- **PROBLEM TO SOLVE**
Retype the entries exactly. Include every line.

═══

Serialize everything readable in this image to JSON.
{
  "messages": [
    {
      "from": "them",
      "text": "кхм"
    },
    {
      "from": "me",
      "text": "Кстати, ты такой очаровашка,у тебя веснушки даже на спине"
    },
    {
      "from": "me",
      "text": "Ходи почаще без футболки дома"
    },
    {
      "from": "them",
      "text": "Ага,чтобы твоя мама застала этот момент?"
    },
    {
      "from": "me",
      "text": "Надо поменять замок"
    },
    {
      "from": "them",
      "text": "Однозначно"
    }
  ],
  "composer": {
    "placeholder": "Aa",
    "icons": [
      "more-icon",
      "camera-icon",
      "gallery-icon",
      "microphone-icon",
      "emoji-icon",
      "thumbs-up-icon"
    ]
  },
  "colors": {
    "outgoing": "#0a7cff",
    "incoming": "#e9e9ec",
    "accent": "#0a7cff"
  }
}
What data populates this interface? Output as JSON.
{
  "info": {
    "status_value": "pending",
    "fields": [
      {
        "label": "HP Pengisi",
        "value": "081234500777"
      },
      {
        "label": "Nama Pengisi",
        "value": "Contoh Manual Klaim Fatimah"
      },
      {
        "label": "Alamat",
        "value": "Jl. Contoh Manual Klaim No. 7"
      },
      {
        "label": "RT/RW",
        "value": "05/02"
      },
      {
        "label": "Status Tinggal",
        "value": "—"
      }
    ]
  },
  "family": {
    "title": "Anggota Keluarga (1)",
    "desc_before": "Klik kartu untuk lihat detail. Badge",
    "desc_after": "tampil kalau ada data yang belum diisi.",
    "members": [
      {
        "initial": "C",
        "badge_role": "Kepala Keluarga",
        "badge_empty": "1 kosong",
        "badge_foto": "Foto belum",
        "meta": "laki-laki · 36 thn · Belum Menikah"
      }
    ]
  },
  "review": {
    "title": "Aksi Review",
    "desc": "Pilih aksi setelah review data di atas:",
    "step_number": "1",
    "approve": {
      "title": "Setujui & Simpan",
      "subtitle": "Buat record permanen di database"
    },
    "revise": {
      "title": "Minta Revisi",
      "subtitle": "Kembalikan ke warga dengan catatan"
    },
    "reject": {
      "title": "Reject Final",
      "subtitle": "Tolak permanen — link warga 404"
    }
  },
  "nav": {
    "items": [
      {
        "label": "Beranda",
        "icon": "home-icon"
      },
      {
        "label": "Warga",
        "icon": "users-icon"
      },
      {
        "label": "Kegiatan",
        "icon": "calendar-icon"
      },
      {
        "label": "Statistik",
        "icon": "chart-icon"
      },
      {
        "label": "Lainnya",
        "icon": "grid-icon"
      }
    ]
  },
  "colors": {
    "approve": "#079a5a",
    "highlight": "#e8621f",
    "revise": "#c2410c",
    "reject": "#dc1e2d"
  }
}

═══

- **TASK OUTPUT**
Serialize everything readable in this image to JSON.
{
  "messages": [
    {
      "from": "them",
      "text": "кхм"
    },
    {
      "from": "me",
      "text": "Кстати, ты такой очаровашка,у тебя веснушки даже на спине"
    },
    {
      "from": "me",
      "text": "Ходи почаще без футболки дома"
    },
    {
      "from": "them",
      "text": "Ага,чтобы твоя мама застала этот момент?"
    },
    {
      "from": "me",
      "text": "Надо поменять замок"
    },
    {
      "from": "them",
      "text": "Однозначно"
    }
  ],
  "composer": {
    "placeholder": "Aa",
    "icons": [
      "more-icon",
      "camera-icon",
      "gallery-icon",
      "microphone-icon",
      "emoji-icon",
      "thumbs-up-icon"
    ]
  },
  "colors": {
    "outgoing": "#0a7cff",
    "incoming": "#e9e9ec",
    "accent": "#0a7cff"
  }
}
What data populates this interface? Output as JSON.
{
  "info": {
    "status_value": "pending",
    "fields": [
      {
        "label": "HP Pengisi",
        "value": "081234500777"
      },
      {
        "label": "Nama Pengisi",
        "value": "Contoh Manual Klaim Fatimah"
      },
      {
        "label": "Alamat",
        "value": "Jl. Contoh Manual Klaim No. 7"
      },
      {
        "label": "RT/RW",
        "value": "05/02"
      },
      {
        "label": "Status Tinggal",
        "value": "—"
      }
    ]
  },
  "family": {
    "title": "Anggota Keluarga (1)",
    "desc_before": "Klik kartu untuk lihat detail. Badge",
    "desc_after": "tampil kalau ada data yang belum diisi.",
    "members": [
      {
        "initial": "C",
        "badge_role": "Kepala Keluarga",
        "badge_empty": "1 kosong",
        "badge_foto": "Foto belum",
        "meta": "laki-laki · 36 thn · Belum Menikah"
      }
    ]
  },
  "review": {
    "title": "Aksi Review",
    "desc": "Pilih aksi setelah review data di atas:",
    "step_number": "1",
    "approve": {
      "title": "Setujui & Simpan",
      "subtitle": "Buat record permanen di database"
    },
    "revise": {
      "title": "Minta Revisi",
      "subtitle": "Kembalikan ke warga dengan catatan"
    },
    "reject": {
      "title": "Reject Final",
      "subtitle": "Tolak permanen — link warga 404"
    }
  },
  "nav": {
    "items": [
      {
        "label": "Beranda",
        "icon": "home-icon"
      },
      {
        "label": "Warga",
        "icon": "users-icon"
      },
      {
        "label": "Kegiatan",
        "icon": "calendar-icon"
      },
      {
        "label": "Statistik",
        "icon": "chart-icon"
      },
      {
        "label": "Lainnya",
        "icon": "grid-icon"
      }
    ]
  },
  "colors": {
    "approve": "#079a5a",
    "highlight": "#e8621f",
    "revise": "#c2410c",
    "reject": "#dc1e2d"
  }
}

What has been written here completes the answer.